Laurence Fox barred from London mayor race after nomination forms error

London Elects said the actor had not submitted valid nomination papers on time and would therefore not be a candidate for Mayor of London.

Laurence Fox will not be a candidate for mayor of London after failing to fill in the nomination forms correctly
Laurence Fox will not be a candidate for mayor of London after failing to fill in the nomination forms correctly (Jordan Pettitt/PA)

Actor Laurence Fox will not be a candidate at the London mayoral elections after failing to fill in the nomination forms properly.

London Elects, which administers the mayoral and London Assembly elections, said the Reclaim Party leader had submitted his nomination papers shortly before the deadline on Wednesday, but they were subsequently found to contain errors that it was then too late to correct.

In now-deleted tweets, Mr Fox said his party had “checked, double checked and then triple checked our nominations” and would appeal against the decision, which he claimed was the result of “political corruption”.

But in an email also tweeted by the actor, election officials said nomination papers from two boroughs did not have the 10 supporters required, while three supporters from other boroughs “could not be reconciled to voter register records”.

On Thursday, lawyers for Mr Fox and the Reclaim Party contacted London Elects seeking urgent “clarification” on the reasons for declaring his nomination invalid.

Laurence Fox has been ruled out of the mayoral race
Laurence Fox has been ruled out of the mayoral race

The email said Mr Fox’s nomination as a London-wide assembly member candidate was valid, and added his party would be refunded the £20,000 fee and deposit paid for the mayoral nomination, plus another £5,000 Reclaim had overpaid “in error”.

In a statement, London Elects said: “The Reclaim Party candidate’s representatives met with London Elects for the first time on March 26, less than 24 hours before the close of the nominations deadline.

“At that time, the paperwork was incomplete.

“Mr Fox’s representatives were advised to ensure that completed forms were submitted well before the Wednesday 4pm statutory deadline.

“The paperwork was submitted very shortly before 4pm.

“Upon inspection, the nomination forms contained errors which – the deadline having passed – were too late for Mr Fox’s team to correct.

“The conclusion of London Elects was that the requirements of the nomination process were not completed by the deadline.

“The Greater London returning officer is bound by electoral law and has no ability to allow anything other than fully compliant nominations, submitted by the deadline, to stand.”

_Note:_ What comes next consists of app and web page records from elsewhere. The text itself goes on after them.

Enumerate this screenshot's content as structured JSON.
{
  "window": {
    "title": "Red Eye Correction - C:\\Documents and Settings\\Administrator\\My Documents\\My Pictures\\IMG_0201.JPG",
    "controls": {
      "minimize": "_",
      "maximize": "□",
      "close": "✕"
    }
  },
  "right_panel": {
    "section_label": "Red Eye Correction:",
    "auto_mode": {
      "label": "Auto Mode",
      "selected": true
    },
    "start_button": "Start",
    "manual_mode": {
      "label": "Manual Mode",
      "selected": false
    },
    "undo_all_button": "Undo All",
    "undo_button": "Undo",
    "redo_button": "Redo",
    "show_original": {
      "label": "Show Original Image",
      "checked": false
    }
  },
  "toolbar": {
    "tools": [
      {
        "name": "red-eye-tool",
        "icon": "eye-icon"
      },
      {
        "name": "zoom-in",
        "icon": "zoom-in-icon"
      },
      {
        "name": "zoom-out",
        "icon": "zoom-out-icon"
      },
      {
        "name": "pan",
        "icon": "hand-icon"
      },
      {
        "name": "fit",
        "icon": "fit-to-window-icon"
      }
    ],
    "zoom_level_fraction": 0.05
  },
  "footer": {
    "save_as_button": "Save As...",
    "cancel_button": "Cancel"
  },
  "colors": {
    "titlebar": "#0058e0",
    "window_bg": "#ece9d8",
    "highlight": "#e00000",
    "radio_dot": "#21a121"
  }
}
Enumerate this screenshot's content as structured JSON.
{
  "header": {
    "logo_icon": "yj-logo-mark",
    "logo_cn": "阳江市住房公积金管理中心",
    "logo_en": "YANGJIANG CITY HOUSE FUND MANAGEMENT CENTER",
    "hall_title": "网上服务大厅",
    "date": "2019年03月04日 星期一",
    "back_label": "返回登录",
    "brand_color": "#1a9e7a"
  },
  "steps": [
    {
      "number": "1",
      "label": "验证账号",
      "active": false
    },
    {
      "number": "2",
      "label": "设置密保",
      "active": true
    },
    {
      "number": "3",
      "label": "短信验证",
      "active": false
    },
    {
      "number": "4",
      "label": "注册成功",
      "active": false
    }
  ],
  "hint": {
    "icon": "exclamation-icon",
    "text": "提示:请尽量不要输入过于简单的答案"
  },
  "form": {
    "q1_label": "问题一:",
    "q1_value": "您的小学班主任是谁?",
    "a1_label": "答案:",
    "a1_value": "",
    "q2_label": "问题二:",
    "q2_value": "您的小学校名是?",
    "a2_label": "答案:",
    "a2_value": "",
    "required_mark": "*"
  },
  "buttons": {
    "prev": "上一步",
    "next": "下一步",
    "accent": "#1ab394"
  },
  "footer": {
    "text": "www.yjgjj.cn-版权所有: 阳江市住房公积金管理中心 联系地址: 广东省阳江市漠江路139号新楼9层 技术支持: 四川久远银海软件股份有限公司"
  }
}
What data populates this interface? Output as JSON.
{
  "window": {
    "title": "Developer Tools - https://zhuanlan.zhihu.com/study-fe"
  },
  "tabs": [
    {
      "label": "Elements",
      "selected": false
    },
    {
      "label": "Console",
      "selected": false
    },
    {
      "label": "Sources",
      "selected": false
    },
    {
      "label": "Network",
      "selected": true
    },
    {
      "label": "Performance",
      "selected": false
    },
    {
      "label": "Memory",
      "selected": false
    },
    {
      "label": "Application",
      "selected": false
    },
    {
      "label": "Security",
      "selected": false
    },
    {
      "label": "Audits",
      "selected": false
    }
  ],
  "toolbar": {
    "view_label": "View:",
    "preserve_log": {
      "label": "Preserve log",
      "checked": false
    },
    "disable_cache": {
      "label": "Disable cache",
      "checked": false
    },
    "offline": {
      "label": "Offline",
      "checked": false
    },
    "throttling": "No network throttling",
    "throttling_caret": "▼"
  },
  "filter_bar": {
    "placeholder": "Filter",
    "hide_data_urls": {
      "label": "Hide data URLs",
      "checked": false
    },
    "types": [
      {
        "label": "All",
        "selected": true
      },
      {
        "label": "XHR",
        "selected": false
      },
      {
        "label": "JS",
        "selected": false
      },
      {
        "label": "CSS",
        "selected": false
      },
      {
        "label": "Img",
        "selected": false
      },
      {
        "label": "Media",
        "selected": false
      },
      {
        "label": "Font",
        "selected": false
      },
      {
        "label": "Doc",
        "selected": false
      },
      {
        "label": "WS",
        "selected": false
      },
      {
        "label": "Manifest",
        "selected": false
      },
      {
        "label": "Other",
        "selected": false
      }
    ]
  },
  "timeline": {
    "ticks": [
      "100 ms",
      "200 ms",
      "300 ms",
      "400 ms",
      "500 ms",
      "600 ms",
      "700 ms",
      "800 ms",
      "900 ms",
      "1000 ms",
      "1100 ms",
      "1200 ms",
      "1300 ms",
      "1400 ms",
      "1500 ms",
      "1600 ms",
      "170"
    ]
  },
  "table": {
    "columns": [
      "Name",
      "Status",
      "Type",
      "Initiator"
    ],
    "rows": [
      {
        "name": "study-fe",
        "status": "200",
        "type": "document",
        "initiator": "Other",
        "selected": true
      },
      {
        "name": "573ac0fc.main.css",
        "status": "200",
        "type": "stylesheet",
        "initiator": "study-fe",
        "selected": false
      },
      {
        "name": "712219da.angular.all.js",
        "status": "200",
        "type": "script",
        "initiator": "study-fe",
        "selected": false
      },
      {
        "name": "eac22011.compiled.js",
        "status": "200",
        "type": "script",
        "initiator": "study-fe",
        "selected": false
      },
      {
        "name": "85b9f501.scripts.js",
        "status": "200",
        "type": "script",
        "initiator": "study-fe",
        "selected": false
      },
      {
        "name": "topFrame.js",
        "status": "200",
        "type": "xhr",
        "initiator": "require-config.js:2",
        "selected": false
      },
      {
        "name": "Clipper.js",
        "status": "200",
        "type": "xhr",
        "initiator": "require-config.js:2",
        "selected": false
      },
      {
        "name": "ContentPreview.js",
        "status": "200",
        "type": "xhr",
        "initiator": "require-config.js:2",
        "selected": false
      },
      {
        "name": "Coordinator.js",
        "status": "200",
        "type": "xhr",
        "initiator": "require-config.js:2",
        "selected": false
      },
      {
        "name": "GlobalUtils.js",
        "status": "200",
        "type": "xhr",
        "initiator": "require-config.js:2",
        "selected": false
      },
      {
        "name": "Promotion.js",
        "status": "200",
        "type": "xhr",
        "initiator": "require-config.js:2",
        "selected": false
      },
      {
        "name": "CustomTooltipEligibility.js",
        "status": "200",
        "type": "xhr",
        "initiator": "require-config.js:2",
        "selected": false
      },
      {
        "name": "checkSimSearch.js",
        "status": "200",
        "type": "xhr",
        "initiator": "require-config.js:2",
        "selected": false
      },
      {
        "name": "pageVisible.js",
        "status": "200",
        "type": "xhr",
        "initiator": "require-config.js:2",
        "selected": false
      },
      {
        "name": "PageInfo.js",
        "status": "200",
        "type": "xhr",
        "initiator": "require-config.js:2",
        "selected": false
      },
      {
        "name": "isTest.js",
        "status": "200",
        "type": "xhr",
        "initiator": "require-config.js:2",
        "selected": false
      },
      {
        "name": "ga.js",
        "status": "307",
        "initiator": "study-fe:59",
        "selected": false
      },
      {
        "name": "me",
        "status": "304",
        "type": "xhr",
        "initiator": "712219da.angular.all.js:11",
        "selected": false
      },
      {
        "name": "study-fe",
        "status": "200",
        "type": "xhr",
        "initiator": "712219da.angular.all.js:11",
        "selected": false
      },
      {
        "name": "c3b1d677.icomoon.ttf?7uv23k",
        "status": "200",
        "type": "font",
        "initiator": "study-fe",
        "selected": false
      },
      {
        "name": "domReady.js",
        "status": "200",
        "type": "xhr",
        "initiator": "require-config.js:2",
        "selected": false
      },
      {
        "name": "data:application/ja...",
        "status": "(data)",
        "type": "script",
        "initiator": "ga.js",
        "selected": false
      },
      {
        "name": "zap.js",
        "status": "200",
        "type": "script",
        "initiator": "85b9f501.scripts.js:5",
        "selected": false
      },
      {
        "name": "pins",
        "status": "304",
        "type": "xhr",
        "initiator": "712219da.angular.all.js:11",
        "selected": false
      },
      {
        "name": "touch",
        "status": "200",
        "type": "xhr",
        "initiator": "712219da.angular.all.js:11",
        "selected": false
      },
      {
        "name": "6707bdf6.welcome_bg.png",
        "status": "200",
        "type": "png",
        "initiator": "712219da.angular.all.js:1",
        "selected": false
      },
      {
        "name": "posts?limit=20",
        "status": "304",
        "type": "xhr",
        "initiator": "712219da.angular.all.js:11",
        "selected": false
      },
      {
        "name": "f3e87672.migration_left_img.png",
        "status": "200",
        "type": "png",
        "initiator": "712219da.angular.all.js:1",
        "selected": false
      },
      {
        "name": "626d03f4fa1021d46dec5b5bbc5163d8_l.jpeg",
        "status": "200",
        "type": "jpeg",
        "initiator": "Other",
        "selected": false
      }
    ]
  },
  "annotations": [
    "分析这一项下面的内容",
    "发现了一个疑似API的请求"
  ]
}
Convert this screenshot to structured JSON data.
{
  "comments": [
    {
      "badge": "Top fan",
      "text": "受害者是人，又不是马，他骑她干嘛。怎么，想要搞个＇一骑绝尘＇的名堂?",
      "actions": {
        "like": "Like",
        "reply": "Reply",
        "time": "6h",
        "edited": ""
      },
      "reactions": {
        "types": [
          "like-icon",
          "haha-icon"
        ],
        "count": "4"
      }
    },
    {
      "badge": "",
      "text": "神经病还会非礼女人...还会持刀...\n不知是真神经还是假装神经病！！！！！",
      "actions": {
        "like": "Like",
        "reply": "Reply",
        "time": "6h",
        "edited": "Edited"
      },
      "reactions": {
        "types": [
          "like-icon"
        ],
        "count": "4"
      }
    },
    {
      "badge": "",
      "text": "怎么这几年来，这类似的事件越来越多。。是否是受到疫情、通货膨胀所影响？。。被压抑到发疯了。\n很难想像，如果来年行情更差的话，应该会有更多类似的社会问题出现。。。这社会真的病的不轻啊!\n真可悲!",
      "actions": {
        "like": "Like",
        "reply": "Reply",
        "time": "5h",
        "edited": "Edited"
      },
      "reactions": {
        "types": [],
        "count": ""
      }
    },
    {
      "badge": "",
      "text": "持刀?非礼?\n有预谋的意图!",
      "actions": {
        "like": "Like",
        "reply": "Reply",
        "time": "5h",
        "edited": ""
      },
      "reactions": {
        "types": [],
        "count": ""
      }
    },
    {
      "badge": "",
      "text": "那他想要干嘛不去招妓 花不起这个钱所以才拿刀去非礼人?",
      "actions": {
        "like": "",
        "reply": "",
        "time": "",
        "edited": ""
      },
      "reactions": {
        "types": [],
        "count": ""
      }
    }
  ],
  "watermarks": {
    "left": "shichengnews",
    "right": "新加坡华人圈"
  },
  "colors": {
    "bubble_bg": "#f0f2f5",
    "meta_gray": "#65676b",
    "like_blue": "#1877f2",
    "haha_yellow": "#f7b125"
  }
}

It is understood that there is no avenue for appealing against the decision that Mr Fox was not correctly nominated.

In a legal letter tweeted by the Reclaim Party on Thursday, Mr Fox’s lawyers Wedlake Bell asked London Elects to provide further details on the reasons for declaring his nomination invalid, saying it was “unclear” why he had been excluded from the contest.

At the last London mayoral election in 2021, Mr Fox received just 47,634 votes – less than 2% of the total cast – and lost his £10,000 deposit, which is only returned to candidates receiving more than 5% of the vote.

The full list of candidates for the mayoral election was published on Thursday afternoon, and did not include Mr Fox or YouTuber Niko Omilana, whose nomination papers were also found to be invalid.

The two main candidates are expected to be Labour incumbent Sadiq Khan and the Conservative Susan Hall.

In an interview with Prospect magazine on Wednesday, Ms Hall dismissed allegations that she had reposted Islamophobic tweets as complaints about “hurty words”.

She said: “I’ll tell you what’s jarring. Jarring is the fact that poor people are having to pay £12.50 a day (the charge for London’s ultra-low emissions zone) that they literally cannot afford. That is real. And that isn’t just hurty words.”

Other candidates include Liberal Democrat Rob Blackie, Green Zoe Garbett, Reform UK’s Howard Cox, and perennial election contender Count Binface.

Animal Welfare Party candidate Femy Amin, SDP candidate Amy Gallagher, London Real Party candidate Brian Rose, Britain First’s Nick Scanlon, and independents Andreas Michli, Tarun Ghulati and Natalie Campbell complete the list.